**What the task requires**
Go through the lines below and copy any that hold the string "subtitle".

(Page and application data records)
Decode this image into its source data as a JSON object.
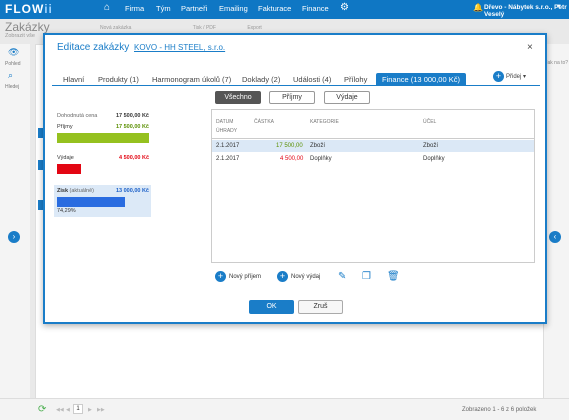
{
  "app": {
    "logo": "FLOW",
    "logo_accent": "ii",
    "user": "Dřevo - Nábytek s.r.o., Petr Veselý"
  },
  "nav": [
    {
      "label": "Firma"
    },
    {
      "label": "Tým"
    },
    {
      "label": "Partneři"
    },
    {
      "label": "Emailing"
    },
    {
      "label": "Fakturace"
    },
    {
      "label": "Finance"
    }
  ],
  "page": {
    "title": "Zakázky",
    "subtitle": "Zobrazit vše",
    "right_hint": "Jak na to?"
  },
  "sidebar": {
    "items": [
      {
        "label": "Pohled"
      },
      {
        "label": "Hledej"
      }
    ]
  },
  "toolbar_bg": {
    "items": [
      "Nová zakázka",
      "Tisk / PDF",
      "Export"
    ]
  },
  "dialog": {
    "title": "Editace zakázky",
    "subtitle": "KOVO - HH STEEL, s.r.o.",
    "close": "×",
    "add_label": "Přidej",
    "tabs": [
      {
        "label": "Hlavní"
      },
      {
        "label": "Produkty (1)"
      },
      {
        "label": "Harmonogram úkolů (7)"
      },
      {
        "label": "Doklady (2)"
      },
      {
        "label": "Události (4)"
      },
      {
        "label": "Přílohy"
      },
      {
        "label": "Finance (13 000,00 Kč)"
      }
    ],
    "filters": [
      {
        "label": "Všechno"
      },
      {
        "label": "Příjmy"
      },
      {
        "label": "Výdaje"
      }
    ],
    "summary": {
      "agreed_label": "Dohodnutá cena",
      "agreed_value": "17 500,00 Kč",
      "income_label": "Příjmy",
      "income_value": "17 500,00 Kč",
      "income_fraction": 1.0,
      "expense_label": "Výdaje",
      "expense_value": "4 500,00 Kč",
      "expense_fraction": 0.257,
      "profit_label": "Zisk",
      "profit_note": "(aktuálně)",
      "profit_value": "13 000,00 Kč",
      "profit_pct": "74,29%",
      "profit_fraction": 0.743
    },
    "table": {
      "headers": [
        "DATUM ÚHRADY",
        "ČÁSTKA",
        "KATEGORIE",
        "ÚČEL"
      ],
      "rows": [
        {
          "date": "2.1.2017",
          "amount": "17 500,00",
          "category": "Zboží",
          "purpose": "Zboží"
        },
        {
          "date": "2.1.2017",
          "amount": "4 500,00",
          "category": "Doplňky",
          "purpose": "Doplňky"
        }
      ]
    },
    "actions": {
      "new_income": "Nový příjem",
      "new_expense": "Nový výdaj"
    },
    "ok": "OK",
    "cancel": "Zruš"
  },
  "pager": {
    "page": "1",
    "status": "Zobrazeno 1 - 6 z 6 položek"
  },
  "colors": {
    "accent": "#1a7dc8",
    "income": "#95c11f",
    "expense": "#e30613",
    "profit": "#2a6ce0"
  }
}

**Solution for this task**
    "subtitle": "Zobrazit vše",
    "subtitle": "KOVO - HH STEEL, s.r.o.",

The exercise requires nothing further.